Rosenlaube crawls up first and takes hold of the cylinder, puts it to his ear. He hears the sound, but it says absolutely nothing to him. It is like being at the door of the secret of the universe and unable to get over the threshold.

Then comes Mitchell, slowly, a little lame, and almost “all in.” Phipps-Herrick thrusts the receiver into his hand. As he listens a beatific expression spreads over his face. It lasts a long time, and then he lays down the cylinder with a sigh.

The three heads are close together, and Mitchell whispers under his breath:

“Got ’em–got the whole thing–line of mine changed–raiders coming out now–twelve men–rough on us, but if we can get back to our alley we’ve got ’em! Crawl home quick.”

They crawled together in a bunch, formation ignored. Presently steps sounded near them. A swift light swept the hole where they crouched, a volley of rifle-shots crashed into it. The Americans answered with their pistols, and saw three or four of the dark forms on the edge of the hole topple over. The rest disappeared. But Rosenlaube had a rifle-ball through his right hip and another through his shoulder. Mitchell and Phipps-Herrick started to carry him.

“Drop it,” he whispered. “I’m safe here till dawn–you get home, quick! Specially Phil. He’s the one that counts. Cut away, boys!”

Meantime the American trench had opened fire and the German trench answered. The still night broke into a tempest of noise. A bullet or a bit of shell caught Mitchell in the knee and crumpled him up. Phipps-Herrick lifted him on his back and stood up.

“Come on,” he said, “you little cuss. You’re the only one that has the stuff we went out after. I’m going to carry you in, ‘spite of hell.”

And he did it.

Mitchell told the full story of the change in the direction of the German mine and the plan of the next assault, as he had heard it through that lost receiver. The captain said it was information of the highest value. It counted up to a couple of hundred German prisoners and three machine-guns in the next two days.

Rosenlaube, still alive, was brought in just before daybreak by a volunteer rescue-party under the guidance of Phipps-Herrick. All three were cited in the despatches. Phipps-Herrick in due time received the Distinguished Service Cross for gallantry on the field. But Mitchell had the surplus satisfaction of the hearing ear.

“Look here, old man,” Rosenlaube said to him as they lay side by side in the hospital, “‘member our talk in the dugout just before our big night?
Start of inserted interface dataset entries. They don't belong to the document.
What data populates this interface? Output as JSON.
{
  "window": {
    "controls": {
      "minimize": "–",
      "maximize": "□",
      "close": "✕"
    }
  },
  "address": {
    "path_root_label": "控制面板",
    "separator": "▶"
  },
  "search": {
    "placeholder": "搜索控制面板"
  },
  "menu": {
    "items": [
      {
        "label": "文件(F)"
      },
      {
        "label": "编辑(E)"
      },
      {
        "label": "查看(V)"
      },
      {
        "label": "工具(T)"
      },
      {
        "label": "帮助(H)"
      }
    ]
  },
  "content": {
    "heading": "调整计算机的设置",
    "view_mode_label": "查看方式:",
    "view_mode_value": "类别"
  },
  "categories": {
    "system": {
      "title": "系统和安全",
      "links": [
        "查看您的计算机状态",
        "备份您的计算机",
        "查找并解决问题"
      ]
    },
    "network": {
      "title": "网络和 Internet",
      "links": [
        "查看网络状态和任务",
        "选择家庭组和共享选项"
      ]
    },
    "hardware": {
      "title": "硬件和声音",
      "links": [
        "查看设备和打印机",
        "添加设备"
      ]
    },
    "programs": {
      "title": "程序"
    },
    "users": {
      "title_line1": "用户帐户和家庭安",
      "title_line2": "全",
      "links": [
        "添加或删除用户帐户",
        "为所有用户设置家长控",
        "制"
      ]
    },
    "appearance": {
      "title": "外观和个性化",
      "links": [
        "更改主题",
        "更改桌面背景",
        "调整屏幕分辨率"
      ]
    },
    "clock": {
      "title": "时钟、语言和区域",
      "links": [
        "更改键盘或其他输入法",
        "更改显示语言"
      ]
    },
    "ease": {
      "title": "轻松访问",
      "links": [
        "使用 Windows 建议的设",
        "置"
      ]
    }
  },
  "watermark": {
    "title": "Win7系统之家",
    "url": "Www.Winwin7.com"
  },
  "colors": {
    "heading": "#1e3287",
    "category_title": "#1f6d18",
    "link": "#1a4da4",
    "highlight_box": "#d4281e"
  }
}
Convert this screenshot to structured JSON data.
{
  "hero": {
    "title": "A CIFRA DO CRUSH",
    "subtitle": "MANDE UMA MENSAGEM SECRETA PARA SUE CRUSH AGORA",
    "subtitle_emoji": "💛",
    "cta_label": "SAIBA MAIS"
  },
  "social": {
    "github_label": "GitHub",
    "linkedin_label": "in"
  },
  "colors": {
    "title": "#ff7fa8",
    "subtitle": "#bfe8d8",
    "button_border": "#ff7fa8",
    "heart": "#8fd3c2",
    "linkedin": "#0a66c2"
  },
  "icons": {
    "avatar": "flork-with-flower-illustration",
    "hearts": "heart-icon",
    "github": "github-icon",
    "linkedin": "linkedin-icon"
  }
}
Well, I allow there was something in what you said. There are times when it is a good thing to know a bit of that barbarous German language. And you never can tell when one of those times may hit you.”